- **What you will do**
Every line below that has "change" in it should be copied.

(Given entries)

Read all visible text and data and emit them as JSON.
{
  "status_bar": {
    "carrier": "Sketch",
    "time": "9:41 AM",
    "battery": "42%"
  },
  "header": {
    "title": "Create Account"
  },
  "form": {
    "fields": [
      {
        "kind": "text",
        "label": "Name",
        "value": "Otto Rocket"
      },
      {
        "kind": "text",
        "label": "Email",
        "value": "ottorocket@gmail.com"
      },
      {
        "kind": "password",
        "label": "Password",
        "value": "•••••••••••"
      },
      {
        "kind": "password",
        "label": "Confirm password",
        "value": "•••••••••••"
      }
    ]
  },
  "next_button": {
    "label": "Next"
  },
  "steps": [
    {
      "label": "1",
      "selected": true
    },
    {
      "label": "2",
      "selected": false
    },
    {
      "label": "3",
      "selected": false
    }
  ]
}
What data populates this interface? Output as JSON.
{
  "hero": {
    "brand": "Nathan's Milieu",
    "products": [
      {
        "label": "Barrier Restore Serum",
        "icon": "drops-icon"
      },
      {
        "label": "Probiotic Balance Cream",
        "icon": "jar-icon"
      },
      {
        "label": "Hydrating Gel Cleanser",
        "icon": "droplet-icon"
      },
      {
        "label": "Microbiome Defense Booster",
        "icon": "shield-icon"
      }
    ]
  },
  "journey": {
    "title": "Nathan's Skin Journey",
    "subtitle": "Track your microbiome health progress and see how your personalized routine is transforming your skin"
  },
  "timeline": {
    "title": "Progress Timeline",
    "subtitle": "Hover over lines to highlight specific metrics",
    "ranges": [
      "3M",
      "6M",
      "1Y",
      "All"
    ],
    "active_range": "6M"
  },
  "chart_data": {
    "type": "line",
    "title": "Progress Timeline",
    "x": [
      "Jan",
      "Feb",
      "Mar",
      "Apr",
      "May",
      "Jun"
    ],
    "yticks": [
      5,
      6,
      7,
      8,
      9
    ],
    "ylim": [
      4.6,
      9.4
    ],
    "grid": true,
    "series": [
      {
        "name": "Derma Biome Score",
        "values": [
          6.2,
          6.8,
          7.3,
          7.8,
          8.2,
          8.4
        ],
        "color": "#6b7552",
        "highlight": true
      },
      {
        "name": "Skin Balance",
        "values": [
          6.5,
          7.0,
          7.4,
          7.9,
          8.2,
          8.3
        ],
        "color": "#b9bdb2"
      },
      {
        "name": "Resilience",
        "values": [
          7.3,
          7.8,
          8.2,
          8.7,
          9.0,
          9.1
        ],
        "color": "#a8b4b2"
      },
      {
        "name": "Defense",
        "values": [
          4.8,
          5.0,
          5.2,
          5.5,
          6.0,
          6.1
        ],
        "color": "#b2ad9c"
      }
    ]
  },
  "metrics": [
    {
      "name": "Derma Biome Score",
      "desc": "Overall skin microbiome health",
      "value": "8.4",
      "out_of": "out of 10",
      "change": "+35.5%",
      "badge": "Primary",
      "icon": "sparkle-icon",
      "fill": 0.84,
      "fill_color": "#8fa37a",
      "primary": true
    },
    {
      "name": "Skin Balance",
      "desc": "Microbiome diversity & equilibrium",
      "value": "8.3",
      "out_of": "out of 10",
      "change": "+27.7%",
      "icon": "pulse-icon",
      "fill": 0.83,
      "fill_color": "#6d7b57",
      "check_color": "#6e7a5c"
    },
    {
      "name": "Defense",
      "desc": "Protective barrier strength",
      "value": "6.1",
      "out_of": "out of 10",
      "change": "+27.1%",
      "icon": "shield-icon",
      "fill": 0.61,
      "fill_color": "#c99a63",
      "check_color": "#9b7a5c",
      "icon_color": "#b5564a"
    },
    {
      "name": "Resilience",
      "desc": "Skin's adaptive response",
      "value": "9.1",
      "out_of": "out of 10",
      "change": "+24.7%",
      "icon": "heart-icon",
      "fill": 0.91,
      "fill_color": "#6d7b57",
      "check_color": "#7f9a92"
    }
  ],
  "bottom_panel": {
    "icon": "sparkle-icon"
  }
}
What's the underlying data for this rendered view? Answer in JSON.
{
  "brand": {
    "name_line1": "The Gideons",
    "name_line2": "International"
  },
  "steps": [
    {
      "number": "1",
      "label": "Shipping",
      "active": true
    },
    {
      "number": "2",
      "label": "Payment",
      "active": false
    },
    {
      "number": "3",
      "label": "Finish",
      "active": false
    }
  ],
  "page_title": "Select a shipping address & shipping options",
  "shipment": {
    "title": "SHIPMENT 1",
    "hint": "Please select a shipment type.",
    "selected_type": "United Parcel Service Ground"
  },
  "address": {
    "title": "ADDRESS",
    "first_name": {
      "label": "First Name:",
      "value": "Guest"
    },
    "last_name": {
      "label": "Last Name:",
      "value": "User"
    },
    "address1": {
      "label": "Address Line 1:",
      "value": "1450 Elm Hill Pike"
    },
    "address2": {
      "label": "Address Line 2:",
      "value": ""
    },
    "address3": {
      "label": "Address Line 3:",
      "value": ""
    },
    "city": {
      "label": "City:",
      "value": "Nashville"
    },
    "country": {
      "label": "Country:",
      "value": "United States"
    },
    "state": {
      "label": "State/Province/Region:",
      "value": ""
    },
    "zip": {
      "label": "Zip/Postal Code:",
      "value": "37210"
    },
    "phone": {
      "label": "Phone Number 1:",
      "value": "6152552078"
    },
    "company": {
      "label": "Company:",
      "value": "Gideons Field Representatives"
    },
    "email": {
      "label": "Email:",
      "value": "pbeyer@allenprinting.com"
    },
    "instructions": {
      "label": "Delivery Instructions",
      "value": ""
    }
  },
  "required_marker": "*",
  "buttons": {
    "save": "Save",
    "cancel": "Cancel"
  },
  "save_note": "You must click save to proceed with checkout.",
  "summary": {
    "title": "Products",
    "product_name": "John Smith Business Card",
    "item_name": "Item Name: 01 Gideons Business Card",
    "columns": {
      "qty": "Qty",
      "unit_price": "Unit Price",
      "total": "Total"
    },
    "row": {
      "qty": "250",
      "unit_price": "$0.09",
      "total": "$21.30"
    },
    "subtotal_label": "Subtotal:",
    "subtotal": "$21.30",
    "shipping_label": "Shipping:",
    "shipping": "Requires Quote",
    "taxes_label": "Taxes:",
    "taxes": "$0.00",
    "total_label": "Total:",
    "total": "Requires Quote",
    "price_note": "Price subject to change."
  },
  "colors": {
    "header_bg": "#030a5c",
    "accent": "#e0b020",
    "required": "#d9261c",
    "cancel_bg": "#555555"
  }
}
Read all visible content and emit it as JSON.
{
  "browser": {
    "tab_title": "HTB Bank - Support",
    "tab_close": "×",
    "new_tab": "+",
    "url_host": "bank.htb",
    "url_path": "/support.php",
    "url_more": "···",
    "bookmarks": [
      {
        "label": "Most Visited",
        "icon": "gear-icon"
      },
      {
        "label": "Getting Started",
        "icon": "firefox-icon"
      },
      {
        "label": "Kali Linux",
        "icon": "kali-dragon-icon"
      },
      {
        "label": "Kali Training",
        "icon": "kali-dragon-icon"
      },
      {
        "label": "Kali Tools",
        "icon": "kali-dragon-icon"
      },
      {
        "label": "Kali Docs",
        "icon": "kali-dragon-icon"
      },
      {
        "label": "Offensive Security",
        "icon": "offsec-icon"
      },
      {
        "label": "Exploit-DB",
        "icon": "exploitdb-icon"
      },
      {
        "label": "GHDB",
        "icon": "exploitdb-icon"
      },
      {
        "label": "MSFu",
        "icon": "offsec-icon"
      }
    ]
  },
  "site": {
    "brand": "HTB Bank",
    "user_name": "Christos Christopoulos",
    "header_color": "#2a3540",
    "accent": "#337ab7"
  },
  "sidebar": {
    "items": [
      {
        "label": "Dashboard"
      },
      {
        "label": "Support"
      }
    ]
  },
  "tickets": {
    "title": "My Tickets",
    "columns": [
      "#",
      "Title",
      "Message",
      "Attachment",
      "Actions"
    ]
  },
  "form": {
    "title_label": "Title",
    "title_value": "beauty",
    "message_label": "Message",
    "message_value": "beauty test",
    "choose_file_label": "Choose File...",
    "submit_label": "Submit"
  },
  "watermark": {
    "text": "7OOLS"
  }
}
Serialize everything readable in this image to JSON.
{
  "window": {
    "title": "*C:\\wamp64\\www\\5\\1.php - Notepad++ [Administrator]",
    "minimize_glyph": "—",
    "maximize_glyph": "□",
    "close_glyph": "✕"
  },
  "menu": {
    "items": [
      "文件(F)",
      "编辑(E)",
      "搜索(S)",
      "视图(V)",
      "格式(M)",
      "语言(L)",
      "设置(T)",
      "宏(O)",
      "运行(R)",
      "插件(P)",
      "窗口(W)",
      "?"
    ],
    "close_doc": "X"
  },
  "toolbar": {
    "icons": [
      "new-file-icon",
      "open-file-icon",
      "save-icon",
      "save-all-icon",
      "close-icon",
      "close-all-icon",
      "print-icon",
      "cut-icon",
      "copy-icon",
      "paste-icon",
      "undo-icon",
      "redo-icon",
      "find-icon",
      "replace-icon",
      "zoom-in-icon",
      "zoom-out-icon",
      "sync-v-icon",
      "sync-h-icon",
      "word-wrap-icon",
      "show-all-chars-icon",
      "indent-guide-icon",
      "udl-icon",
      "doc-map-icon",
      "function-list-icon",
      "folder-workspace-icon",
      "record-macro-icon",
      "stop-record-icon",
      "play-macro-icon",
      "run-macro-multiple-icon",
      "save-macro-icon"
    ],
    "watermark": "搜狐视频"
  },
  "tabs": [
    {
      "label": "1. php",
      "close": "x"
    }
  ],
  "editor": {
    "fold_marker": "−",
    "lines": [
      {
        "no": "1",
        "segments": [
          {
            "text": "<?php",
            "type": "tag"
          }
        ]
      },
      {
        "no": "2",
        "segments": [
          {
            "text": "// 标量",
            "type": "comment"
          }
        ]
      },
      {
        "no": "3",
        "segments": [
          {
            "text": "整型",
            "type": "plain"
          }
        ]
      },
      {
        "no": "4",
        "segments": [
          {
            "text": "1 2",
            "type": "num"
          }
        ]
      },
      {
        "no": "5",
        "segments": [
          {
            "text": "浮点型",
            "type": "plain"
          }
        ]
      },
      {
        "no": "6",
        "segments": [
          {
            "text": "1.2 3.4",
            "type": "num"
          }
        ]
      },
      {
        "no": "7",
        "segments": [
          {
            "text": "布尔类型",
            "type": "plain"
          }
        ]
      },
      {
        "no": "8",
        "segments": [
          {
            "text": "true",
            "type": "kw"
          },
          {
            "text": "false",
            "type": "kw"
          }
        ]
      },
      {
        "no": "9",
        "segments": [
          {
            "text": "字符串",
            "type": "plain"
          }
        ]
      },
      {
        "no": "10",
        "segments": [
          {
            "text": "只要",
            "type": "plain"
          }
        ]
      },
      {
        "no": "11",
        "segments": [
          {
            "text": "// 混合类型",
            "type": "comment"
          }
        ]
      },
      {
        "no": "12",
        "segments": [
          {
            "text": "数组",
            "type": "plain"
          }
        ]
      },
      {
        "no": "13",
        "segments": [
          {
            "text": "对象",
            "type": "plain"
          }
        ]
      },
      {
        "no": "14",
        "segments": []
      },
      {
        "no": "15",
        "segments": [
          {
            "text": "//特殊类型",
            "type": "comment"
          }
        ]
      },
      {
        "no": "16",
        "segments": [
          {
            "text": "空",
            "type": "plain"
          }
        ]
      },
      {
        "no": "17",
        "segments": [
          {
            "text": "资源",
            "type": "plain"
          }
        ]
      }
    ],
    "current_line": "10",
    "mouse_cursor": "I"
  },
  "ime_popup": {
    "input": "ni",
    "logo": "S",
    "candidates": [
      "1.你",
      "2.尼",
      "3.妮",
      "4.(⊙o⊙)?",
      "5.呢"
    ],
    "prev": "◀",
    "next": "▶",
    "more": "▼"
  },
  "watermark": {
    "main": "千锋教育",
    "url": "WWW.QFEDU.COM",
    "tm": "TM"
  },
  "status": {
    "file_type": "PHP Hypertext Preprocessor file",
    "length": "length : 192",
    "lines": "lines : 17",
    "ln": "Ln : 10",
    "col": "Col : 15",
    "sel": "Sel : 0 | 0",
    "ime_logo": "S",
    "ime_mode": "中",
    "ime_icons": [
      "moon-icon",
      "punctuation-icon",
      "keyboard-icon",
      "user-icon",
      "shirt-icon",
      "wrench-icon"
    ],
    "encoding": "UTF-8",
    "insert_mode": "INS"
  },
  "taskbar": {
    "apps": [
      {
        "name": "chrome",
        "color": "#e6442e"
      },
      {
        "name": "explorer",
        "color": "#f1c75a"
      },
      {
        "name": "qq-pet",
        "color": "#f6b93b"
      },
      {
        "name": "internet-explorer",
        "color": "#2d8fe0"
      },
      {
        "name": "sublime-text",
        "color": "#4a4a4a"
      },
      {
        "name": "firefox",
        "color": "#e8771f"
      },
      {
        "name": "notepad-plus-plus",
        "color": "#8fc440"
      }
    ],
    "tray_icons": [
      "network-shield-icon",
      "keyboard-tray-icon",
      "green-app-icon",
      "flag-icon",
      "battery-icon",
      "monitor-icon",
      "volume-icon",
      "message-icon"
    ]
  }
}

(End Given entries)

- **Response below**
      "change": "+35.5%",
      "change": "+27.7%",
      "change": "+27.1%",
      "change": "+24.7%",
    "price_note": "Price subject to change."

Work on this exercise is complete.